Seriously, what’s the problem when doing so?

The OP doesn’t have to uninstall anything. The log shows that he’s using the “nv” driver, which is part of Xorg. He just has to install the nividia driver - how to has been already discussed here 1000000 times (I prefer the repository method). That will solve the mouse pointer issue (and btw offer a much better video support).

II) NV: driver for NVIDIA chipsets: RIVA 128, RIVA TNT, RIVA TNT2,
(–) NV: Found NVIDIA GeForce 6150 LE at 00@00:05:0

If he were using the proprietary driver, the string NVIDIA would appear in the log instead.

Oops, you are correct of course - thanks for pointing it out, I got confused by the output. Sorry.

I don’t know about your Compaq. I would say I might know about your graphic chipset … but I’m afraid there could be a trick.

GeForce 6150 is supported by the nv driver on all BSDs. I have or used to have FreeBSD, NetBSD, OpenBSD and DragonFly on such mainboards. I do have a GeForce 6150 LE somewhere in a drawer but never installed it (no need, no time). So I don’t know if it’s the same chipset or another one. Everything is possible with those two gangsters companies, Nvidia and ATI. I’m not talking about your mainboard, just about the GPU.

Basically the Modelines you might find in /var/log/Xorg.0.log while using the nv driver can be copied (you would need only one for your resolution) and pasted into /etc/X11/xorg.conf on any BSD … whenever it is necessary (It’s not always the case, but for a laptop I would guess so).

gropiuskalle wrote:
> Good point, but NVidia isn’t even talking at all.
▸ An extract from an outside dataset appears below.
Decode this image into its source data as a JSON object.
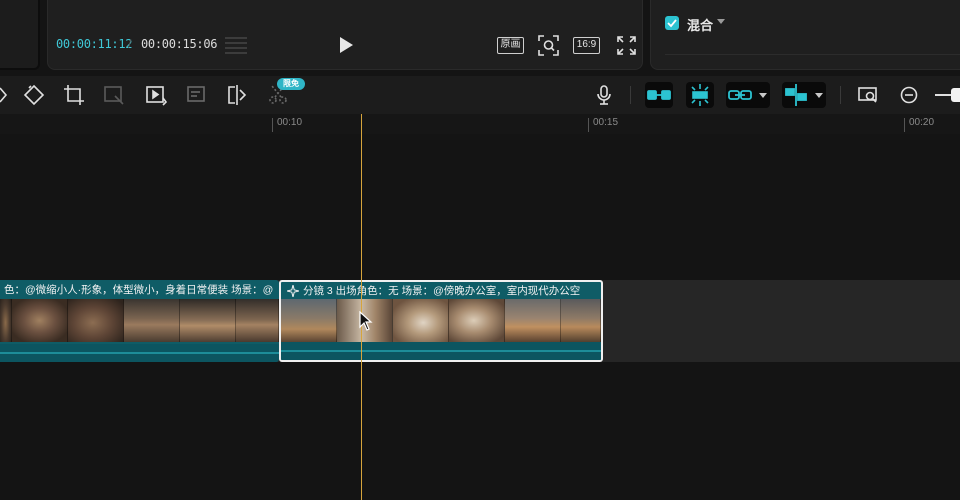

some folks (including me) think “Actions speak louder than words.” and
therefore nvidia is coming though my box ‘loud and clear’ (crystal
clear, snappy 3D…)


Yeah, loud, clear and closed…
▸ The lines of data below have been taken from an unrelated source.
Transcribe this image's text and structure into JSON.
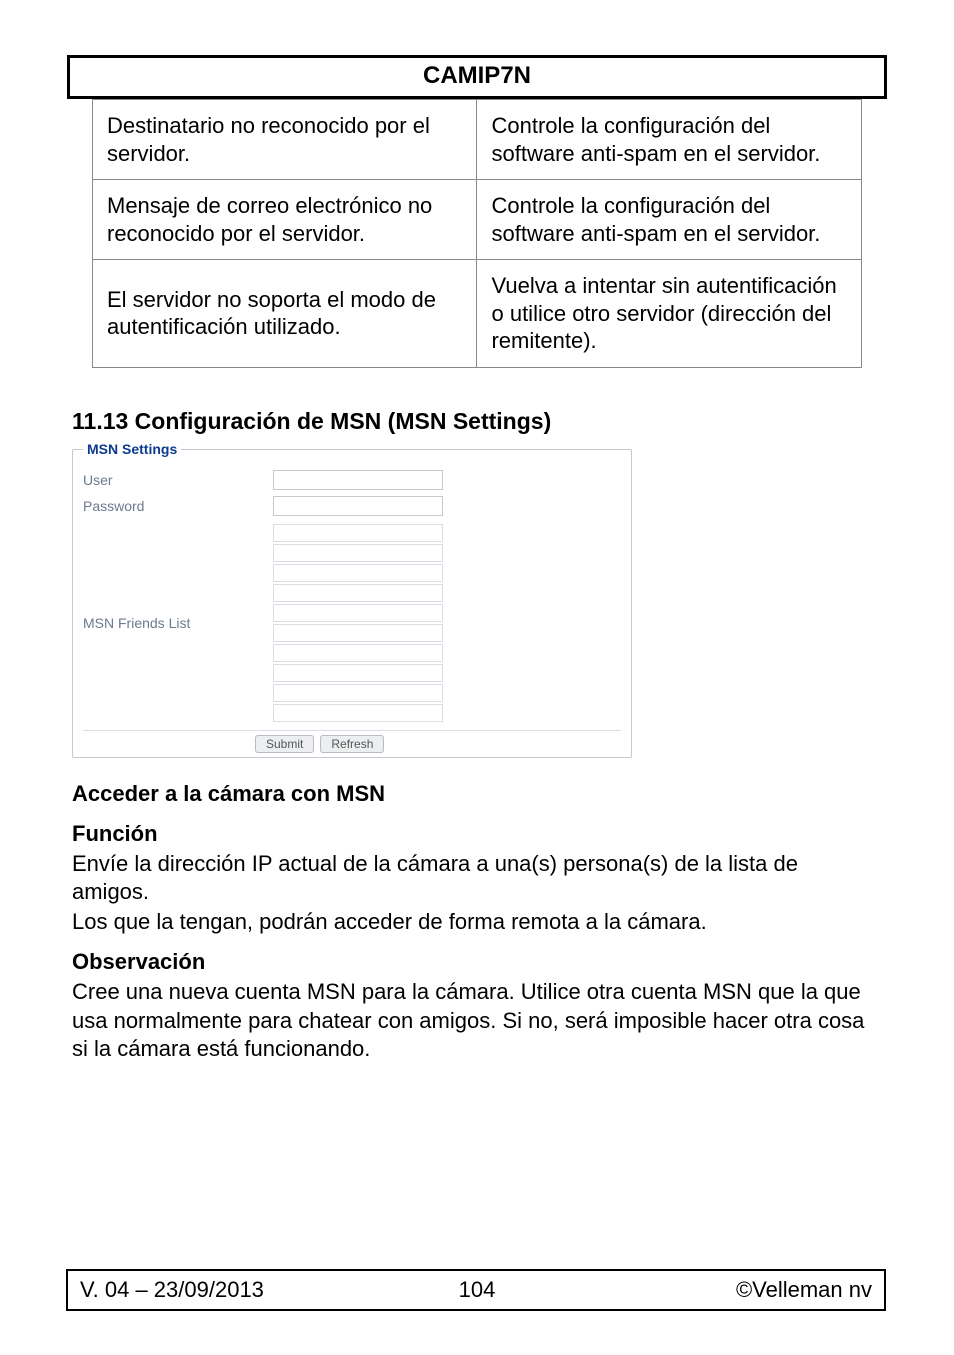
{
  "header": {
    "title": "CAMIP7N"
  },
  "table": {
    "rows": [
      {
        "left": "Destinatario no reconocido por el servidor.",
        "right": "Controle la configuración del software anti-spam en el servidor."
      },
      {
        "left": "Mensaje de correo electrónico no reconocido por el servidor.",
        "right": "Controle la configuración del software anti-spam en el servidor."
      },
      {
        "left": "El servidor no soporta el modo de autentificación utilizado.",
        "right": "Vuelva a intentar sin autentificación o utilice otro servidor (dirección del remitente)."
      }
    ]
  },
  "section": {
    "title": "11.13 Configuración de MSN (MSN Settings)"
  },
  "msn": {
    "legend": "MSN Settings",
    "user_label": "User",
    "password_label": "Password",
    "friends_label": "MSN Friends List",
    "submit_label": "Submit",
    "refresh_label": "Refresh",
    "user_value": "",
    "password_value": "",
    "friends": [
      "",
      "",
      "",
      "",
      "",
      "",
      "",
      "",
      "",
      ""
    ]
  },
  "text": {
    "h_access": "Acceder a la cámara con MSN",
    "h_function": "Función",
    "p_function_1": "Envíe la dirección IP actual de la cámara a una(s) persona(s) de la lista de amigos.",
    "p_function_2": "Los que la tengan, podrán acceder de forma remota a la cámara.",
    "h_obs": "Observación",
    "p_obs": "Cree una nueva cuenta MSN para la cámara. Utilice otra cuenta MSN que la que usa normalmente para chatear con amigos. Si no, será imposible hacer otra cosa si la cámara está funcionando."
  },
  "footer": {
    "left": "V. 04 – 23/09/2013",
    "center": "104",
    "right": "©Velleman nv"
  }
}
Seriously, we actually both agree I guess, I just wish there were some efforts from NVidia to develop an open source driver as well. NVidia-driver work extremely well - I remember when I tried some XGL / Compiz with an old Riva-card about two or three years ago, I was amazed to see everything from wobbly windows to the cube working flawlessly; I also like the wonderful VDPAU-option and the performance in general. They do a good job.

I just hate to install closed BLOBs is all, and since NVidia obviously will not support an open source driver (and the nouveau-driver will hardly be of any use) I appreciate ATIs cooperation, as small as it might appear. Looking at the history of the ATI-way since 2006 I notice quite some progression, and the day RadeonHD will be as good as the NVidia-driver I will buy my first ATI.